Turin, September 10, 2022
Dearest Orson Welles,
I am writing to you from the future.
You know, the ambitious Mr. Kane of your film Citizen Kane has endeared himself to me.
Isn't his abode, a fortress to accommodate both the magnificent and the lonely, Candalù, a way to get closer to what he has lost, namely the childhood he never really had?
Who knows why what is lost always seems to have so much value, who knows if this childhood so often called into question is really the place of unbridled freedom we like to imagine.
Marco Polo named his remote homeland Giandu, from Xanadu, or Shàngdū.
Is it from there that he took the cue to name like that his protagonist's refuge? Did he want to tell of a remote, perhaps somewhat mystical place to which one can never return except with one's mind?
Wiame, Umberto, Camilla, are 13 years old.
In imagining an exhibition made by them, perhaps I was also looking for my own Candalù, a way to get away from my superstructures, to give other languages a chance to exist.
"Why do we feel uncomfortable in art spaces? What is art?" I could not answer all the questions with absolute certainty, but then again, I think this experiment would not have been possible if we had not allowed room for doubts without too much fear.
It was this freedom that guided us in a process that was so, in its own way, risky and a bit crazy, because it was collective at every stage, from the set-up, to the choice of the materials and the languages to be used.
A process that makes a mockery of hierarchies and authorities and trusts in chance, asking three people born in 2009 with no pretense of being artists or becoming artists in the future, to give all of themselves to make an art exhibition.
Orti Generali helped us a lot.
From their bamboo huts, Camilla, Wiame and Umberto searched the wildest part of the gardens for traces left behind by a world that did not yet exist. The finds, at first meaningless, slowly gave shape to XANADU', KANAGAROO and SANDALU', puzzles whose exterior became an augmented reality: the revelation of an interiority discovered along the way.
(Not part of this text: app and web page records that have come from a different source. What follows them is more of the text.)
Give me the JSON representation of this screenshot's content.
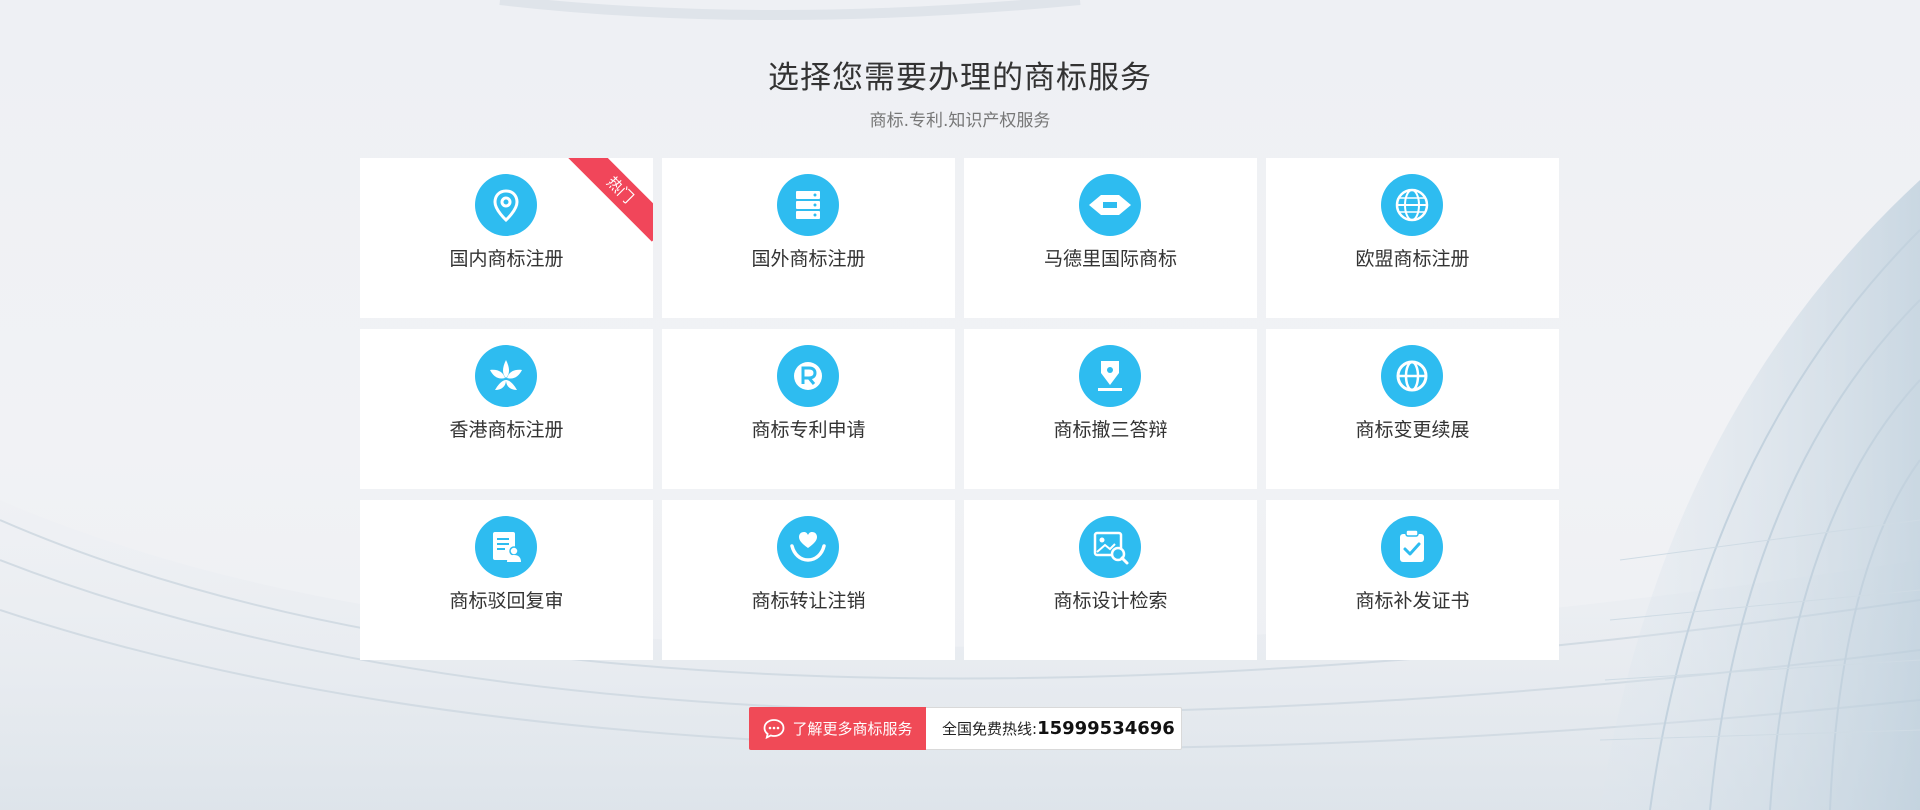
{
  "header": {
    "title": "选择您需要办理的商标服务",
    "subtitle": "商标.专利.知识产权服务"
  },
  "services": [
    {
      "label": "国内商标注册",
      "icon": "location-pin-icon",
      "badge": "热门"
    },
    {
      "label": "国外商标注册",
      "icon": "server-stack-icon"
    },
    {
      "label": "马德里国际商标",
      "icon": "madrid-badge-icon"
    },
    {
      "label": "欧盟商标注册",
      "icon": "eu-globe-icon"
    },
    {
      "label": "香港商标注册",
      "icon": "bauhinia-flower-icon"
    },
    {
      "label": "商标专利申请",
      "icon": "registered-r-icon"
    },
    {
      "label": "商标撤三答辩",
      "icon": "pen-nib-icon"
    },
    {
      "label": "商标变更续展",
      "icon": "globe-icon"
    },
    {
      "label": "商标驳回复审",
      "icon": "document-person-icon"
    },
    {
      "label": "商标转让注销",
      "icon": "heart-hands-icon"
    },
    {
      "label": "商标设计检索",
      "icon": "image-search-icon"
    },
    {
      "label": "商标补发证书",
      "icon": "clipboard-check-icon"
    }
  ],
  "footer": {
    "more_button": "了解更多商标服务",
    "hotline_label": "全国免费热线:",
    "hotline_number": "15999534696"
  },
  "colors": {
    "accent": "#2ebcf0",
    "hot_badge": "#f1465a",
    "cta": "#f04a57"
  }
}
The huts, built by them with the help of Alfio, an ortolan and expert in outdoor architectures, have become exploratory bases in which to listen to the sounds around us, sharpen our senses, trust the unknown and what you do not yet know. The result was perhaps an exploratory manual, perhaps an artist's book; perhaps simply the memories of the days spent together, to be filled in future days.
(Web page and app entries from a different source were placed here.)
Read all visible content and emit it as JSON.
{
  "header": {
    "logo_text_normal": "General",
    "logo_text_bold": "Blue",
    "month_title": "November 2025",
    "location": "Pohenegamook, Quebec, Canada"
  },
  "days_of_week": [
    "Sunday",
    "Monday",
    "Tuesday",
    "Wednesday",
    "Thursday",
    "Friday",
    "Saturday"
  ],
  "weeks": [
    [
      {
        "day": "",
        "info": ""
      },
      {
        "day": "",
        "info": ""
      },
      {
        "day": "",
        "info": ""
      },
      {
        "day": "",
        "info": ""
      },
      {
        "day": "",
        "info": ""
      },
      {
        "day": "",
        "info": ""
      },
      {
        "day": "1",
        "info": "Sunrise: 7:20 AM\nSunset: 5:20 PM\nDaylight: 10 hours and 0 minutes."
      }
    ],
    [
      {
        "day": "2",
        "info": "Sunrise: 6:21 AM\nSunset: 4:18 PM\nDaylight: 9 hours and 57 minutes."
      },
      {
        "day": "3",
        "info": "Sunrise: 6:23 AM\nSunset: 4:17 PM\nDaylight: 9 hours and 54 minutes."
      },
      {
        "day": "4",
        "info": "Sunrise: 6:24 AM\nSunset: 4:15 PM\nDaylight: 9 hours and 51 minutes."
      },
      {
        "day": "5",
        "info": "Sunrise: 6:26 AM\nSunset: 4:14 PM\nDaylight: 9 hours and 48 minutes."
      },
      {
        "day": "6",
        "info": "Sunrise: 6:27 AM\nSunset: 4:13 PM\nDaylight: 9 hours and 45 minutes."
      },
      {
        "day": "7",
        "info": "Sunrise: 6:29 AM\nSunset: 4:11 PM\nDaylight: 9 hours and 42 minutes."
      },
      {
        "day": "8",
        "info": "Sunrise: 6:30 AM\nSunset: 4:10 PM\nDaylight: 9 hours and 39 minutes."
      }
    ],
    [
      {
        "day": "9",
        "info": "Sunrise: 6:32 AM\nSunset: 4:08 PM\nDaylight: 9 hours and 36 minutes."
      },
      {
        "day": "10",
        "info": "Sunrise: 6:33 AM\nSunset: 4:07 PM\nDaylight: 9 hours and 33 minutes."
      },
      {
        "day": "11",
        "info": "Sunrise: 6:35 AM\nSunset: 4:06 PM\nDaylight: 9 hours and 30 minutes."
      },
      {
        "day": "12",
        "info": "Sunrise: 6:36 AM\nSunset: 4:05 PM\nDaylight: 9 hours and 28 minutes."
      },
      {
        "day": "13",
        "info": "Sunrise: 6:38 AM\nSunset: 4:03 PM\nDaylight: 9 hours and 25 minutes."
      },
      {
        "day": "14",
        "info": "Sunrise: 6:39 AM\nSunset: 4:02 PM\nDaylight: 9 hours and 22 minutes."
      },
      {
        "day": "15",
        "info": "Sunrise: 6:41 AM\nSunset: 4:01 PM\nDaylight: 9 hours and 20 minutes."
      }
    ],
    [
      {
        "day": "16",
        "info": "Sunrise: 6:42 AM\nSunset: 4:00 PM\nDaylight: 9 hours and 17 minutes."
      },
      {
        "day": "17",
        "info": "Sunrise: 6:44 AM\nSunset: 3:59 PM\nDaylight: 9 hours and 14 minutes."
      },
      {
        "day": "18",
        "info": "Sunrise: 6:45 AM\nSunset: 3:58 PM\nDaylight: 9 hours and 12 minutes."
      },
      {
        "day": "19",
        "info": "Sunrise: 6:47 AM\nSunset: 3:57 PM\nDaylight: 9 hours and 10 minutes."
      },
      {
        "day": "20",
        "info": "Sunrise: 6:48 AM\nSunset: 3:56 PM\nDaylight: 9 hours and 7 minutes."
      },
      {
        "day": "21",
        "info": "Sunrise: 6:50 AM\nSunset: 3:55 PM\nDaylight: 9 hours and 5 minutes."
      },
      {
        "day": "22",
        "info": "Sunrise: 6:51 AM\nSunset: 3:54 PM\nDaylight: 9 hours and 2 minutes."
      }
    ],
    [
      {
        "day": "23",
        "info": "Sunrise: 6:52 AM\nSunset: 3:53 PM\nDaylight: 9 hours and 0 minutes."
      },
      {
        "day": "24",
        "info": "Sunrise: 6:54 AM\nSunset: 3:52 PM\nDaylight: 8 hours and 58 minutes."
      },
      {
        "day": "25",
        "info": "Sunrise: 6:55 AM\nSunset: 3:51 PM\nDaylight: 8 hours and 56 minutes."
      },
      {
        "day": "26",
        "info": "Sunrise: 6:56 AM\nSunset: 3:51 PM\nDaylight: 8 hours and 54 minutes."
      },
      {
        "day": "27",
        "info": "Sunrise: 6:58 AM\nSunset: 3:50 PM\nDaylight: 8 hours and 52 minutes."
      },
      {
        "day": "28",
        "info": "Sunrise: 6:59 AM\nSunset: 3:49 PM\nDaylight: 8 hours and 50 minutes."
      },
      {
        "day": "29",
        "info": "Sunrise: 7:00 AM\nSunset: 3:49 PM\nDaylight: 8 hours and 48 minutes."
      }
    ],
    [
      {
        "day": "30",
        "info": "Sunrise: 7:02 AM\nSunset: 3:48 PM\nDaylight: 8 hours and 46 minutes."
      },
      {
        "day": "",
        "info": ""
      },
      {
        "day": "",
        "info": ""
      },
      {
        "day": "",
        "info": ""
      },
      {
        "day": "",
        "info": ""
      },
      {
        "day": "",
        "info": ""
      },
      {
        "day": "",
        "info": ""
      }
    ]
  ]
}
Bringing everything back to Almanac was perhaps the hardest part: what is worth sharing? What can be art and what not? Do we write the last names in the press release? Are we artists just because we had an exhibition? What is a video shot by five different hands?
Finally, are the photographs taken by me too much? I chose three images where each of them was the protagonist, to not create any disparity. But Camilla, Umberto, and Wiame had a much clearer idea of the set-up than me: they chose the images in which the latent and liberating forces of new postures were perceived, in which the body spoke better than we did and told the story of the last half hour spent in the spaces of Orti Alti.
I hope, in all sincerity, that you will at least have some fun when you come to visit our exhibition, dear Mr. Welles. Have we succeeded in bringing different systems of thought together for a common purpose? I admit I haven't figured it out yet, but I confide to you that it was very liberating to forget authorship and to welcome even that which has no form as something valuable.
Perhaps you will understand me, perhaps you also tried to do something similar when you announced the arrival of the UFOs on the radio, instead of one of the usual interviews.
Thank you for making it this far,
I wish you a peaceful autumn,
see you soon,